Teacher ed goes online (and mostly for-profit)

Online teacher education is booming,reports USA Today, which has been crunching U.S. Education Department data.

Virtually unknown a decade ago, big online teacher education programs now dwarf their traditional competitors, outstripping even the largest state university teachers’ colleges.

. . .  four big universities, operating mostly online, have quickly become the largest education schools in the USA. Last year the four — three of which are for-profit — awarded one in 16 bachelor’s degrees and post-graduate awards and nearly one in 11 advanced education awards, including master’s degrees and doctorates.

A decade ago, in 2001, the for-profit University of Phoenix awarded 72 education degrees to teachers, administrators and other school personnel through its online program, according to federal data. Last year, it awarded nearly 6,000 degrees, more than any other university.

Most new teachers earn bachelor’s degrees in education at traditional colleges, such as Arizona State, the nation’s leader. “But online schools such as Phoenix and Walden University awarded thousands more master’s degrees than even the top traditional schools, all of which are pushing to offer online coursework.”

Of course, if districts stopped paying teachers more for master’s degrees, the master’s market would collapse.

For-profit colleges, hit hard by the Harkin report for high tuition and low graduation rates, do no worse than public colleges and universities that admit all applicants, a defender argues.

Harkin report hits for-profit colleges

For-profit colleges turn out students with “debt but no degree”, charges a report by Sen. Tom Harkin’s committee. Federal student aid and loans has fueled the rapid growth of the for-profit sector, which enrolls many low-income, minority and older students.

Judge strikes ‘gainful employment’ rule

Parts of the Education Department’s “gainful employment” rule are invalid, a federal judge has ruled. The for-profit colleges’ trade association had challenged the rule, which could cut off student loan eligibility to vocational programs whose graduates don’t earn enough to pay off their loans.

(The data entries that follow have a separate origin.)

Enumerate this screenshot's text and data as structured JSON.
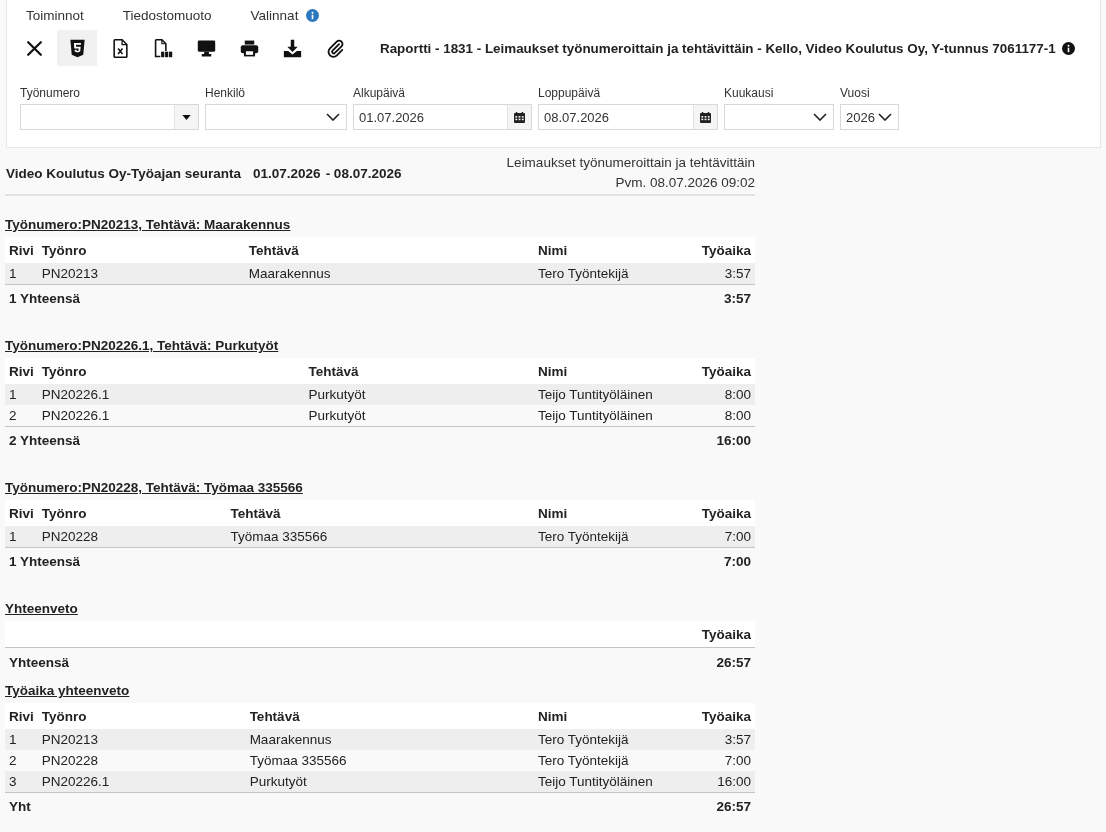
{
  "menu": [
    {
      "label": "Toiminnot",
      "info": false
    },
    {
      "label": "Tiedostomuoto",
      "info": false
    },
    {
      "label": "Valinnat",
      "info": true
    }
  ],
  "toolbar": [
    {
      "kind": "close",
      "selected": false
    },
    {
      "kind": "html",
      "selected": true
    },
    {
      "kind": "excel",
      "selected": false
    },
    {
      "kind": "pdf",
      "selected": false
    },
    {
      "kind": "screen",
      "selected": false
    },
    {
      "kind": "print",
      "selected": false
    },
    {
      "kind": "download",
      "selected": false
    },
    {
      "kind": "attach",
      "selected": false
    }
  ],
  "report_title": "Raportti - 1831 - Leimaukset työnumeroittain ja tehtävittäin - Kello, Video Koulutus Oy, Y-tunnus 7061177-1",
  "filters": [
    {
      "label": "Työnumero",
      "kind": "combo"
    },
    {
      "label": "Henkilö",
      "kind": "select"
    },
    {
      "label": "Alkupäivä",
      "kind": "date",
      "value": "01.07.2026"
    },
    {
      "label": "Loppupäivä",
      "kind": "date",
      "value": "08.07.2026"
    },
    {
      "label": "Kuukausi",
      "kind": "select"
    },
    {
      "label": "Vuosi",
      "kind": "select",
      "value": "2026"
    }
  ],
  "report": {
    "company_title": "Video Koulutus Oy-Työajan seuranta",
    "period_start": "01.07.2026",
    "period_end": "- 08.07.2026",
    "report_name": "Leimaukset työnumeroittain ja tehtävittäin",
    "printed": "Pvm. 08.07.2026 09:02"
  },
  "groups": [
    {
      "heading": "Työnumero:PN20213, Tehtävä: Maarakennus",
      "columns": [
        "Rivi",
        "Työnro",
        "Tehtävä",
        "Nimi",
        "Työaika"
      ],
      "rows": [
        [
          "1",
          "PN20213",
          "Maarakennus",
          "Tero Työntekijä",
          "3:57"
        ]
      ],
      "total": {
        "label": "1 Yhteensä",
        "value": "3:57"
      }
    },
    {
      "heading": "Työnumero:PN20226.1, Tehtävä: Purkutyöt",
      "columns": [
        "Rivi",
        "Työnro",
        "Tehtävä",
        "Nimi",
        "Työaika"
      ],
      "rows": [
        [
          "1",
          "PN20226.1",
          "Purkutyöt",
          "Teijo Tuntityöläinen",
          "8:00"
        ],
        [
          "2",
          "PN20226.1",
          "Purkutyöt",
          "Teijo Tuntityöläinen",
          "8:00"
        ]
      ],
      "total": {
        "label": "2 Yhteensä",
        "value": "16:00"
      }
    },
    {
      "heading": "Työnumero:PN20228, Tehtävä: Työmaa 335566",
      "columns": [
        "Rivi",
        "Työnro",
        "Tehtävä",
        "Nimi",
        "Työaika"
      ],
      "rows": [
        [
          "1",
          "PN20228",
          "Työmaa 335566",
          "Tero Työntekijä",
          "7:00"
        ]
      ],
      "total": {
        "label": "1 Yhteensä",
        "value": "7:00"
      }
    }
  ],
  "summary": {
    "heading": "Yhteenveto",
    "column": "Työaika",
    "total": {
      "label": "Yhteensä",
      "value": "26:57"
    }
  },
  "worktime_summary": {
    "heading": "Työaika yhteenveto",
    "columns": [
      "Rivi",
      "Työnro",
      "Tehtävä",
      "Nimi",
      "Työaika"
    ],
    "rows": [
      [
        "1",
        "PN20213",
        "Maarakennus",
        "Tero Työntekijä",
        "3:57"
      ],
      [
        "2",
        "PN20228",
        "Työmaa 335566",
        "Tero Työntekijä",
        "7:00"
      ],
      [
        "3",
        "PN20226.1",
        "Purkutyöt",
        "Teijo Tuntityöläinen",
        "16:00"
      ]
    ],
    "total": {
      "label": "Yht",
      "value": "26:57"
    }
  }
}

Also on Community College Spotlight: High school graduates and their parents are increasingly wary of high college costs, guidance counselors say. More students are starting at community college or living at home to save money.

College for some?

Do too many young people go to college? If so, who shouldn’t go?

Also on Community College Spotlight:  Five percent of job-training programs, all at for-profit colleges, have failed the Education Department’s new “gainful employment” rules. Eventually, students won’t be able to use federal grants or loans to attend career colleges whose graduates have high default rates and low earnings.

What for-profit colleges do right

Two-year for-profit colleges do a good job graduating disadvantaged students with vocational certificates and associate degrees.

Community colleges are going online to provide job training.

California considers two-tier tuition

A California Democrat wants to authorize community colleges to charge more for technical and job training classes that cost more to provide. If the public colleges don’t expand capacity, he argues, students will turn to even more expensive for-profit colleges.

What’s the community colleges’ niche?

Community colleges’ should focus on general education and let for-profit colleges handle vocational training, writes a dean.

An advocacy group for community colleges is honest — brutally honest — about their failings, but can community colleges improve?

The high cost of low tuition

Community college students pay a high cost for low tuition. Some are going to for-profit colleges which charge much more but don’t put would-be students on wait lists.

Can public colleges learn from for-profits?

Community colleges should learn from two-year for-profit career colleges, which have nearly triple the graduation rate, argue analysts. No way, responds a community college chancellor.

Board: 2-tier tuition is ‘Robin Hood’ plan

Robin Hood was the model for Santa Monica College‘s plan to charge higher tuition for added classes, say members of the very liberal college board. Those who could afford it would pay more, opening up space in budget-priced classes for low-income students.

Low tuition is no bargain if colleges can’t meet student demand, an analyst argues. If community colleges charged enough to fund sufficient classes, students wouldn’t be turning to high-cost for-profit colleges that don’t put students on a wait list.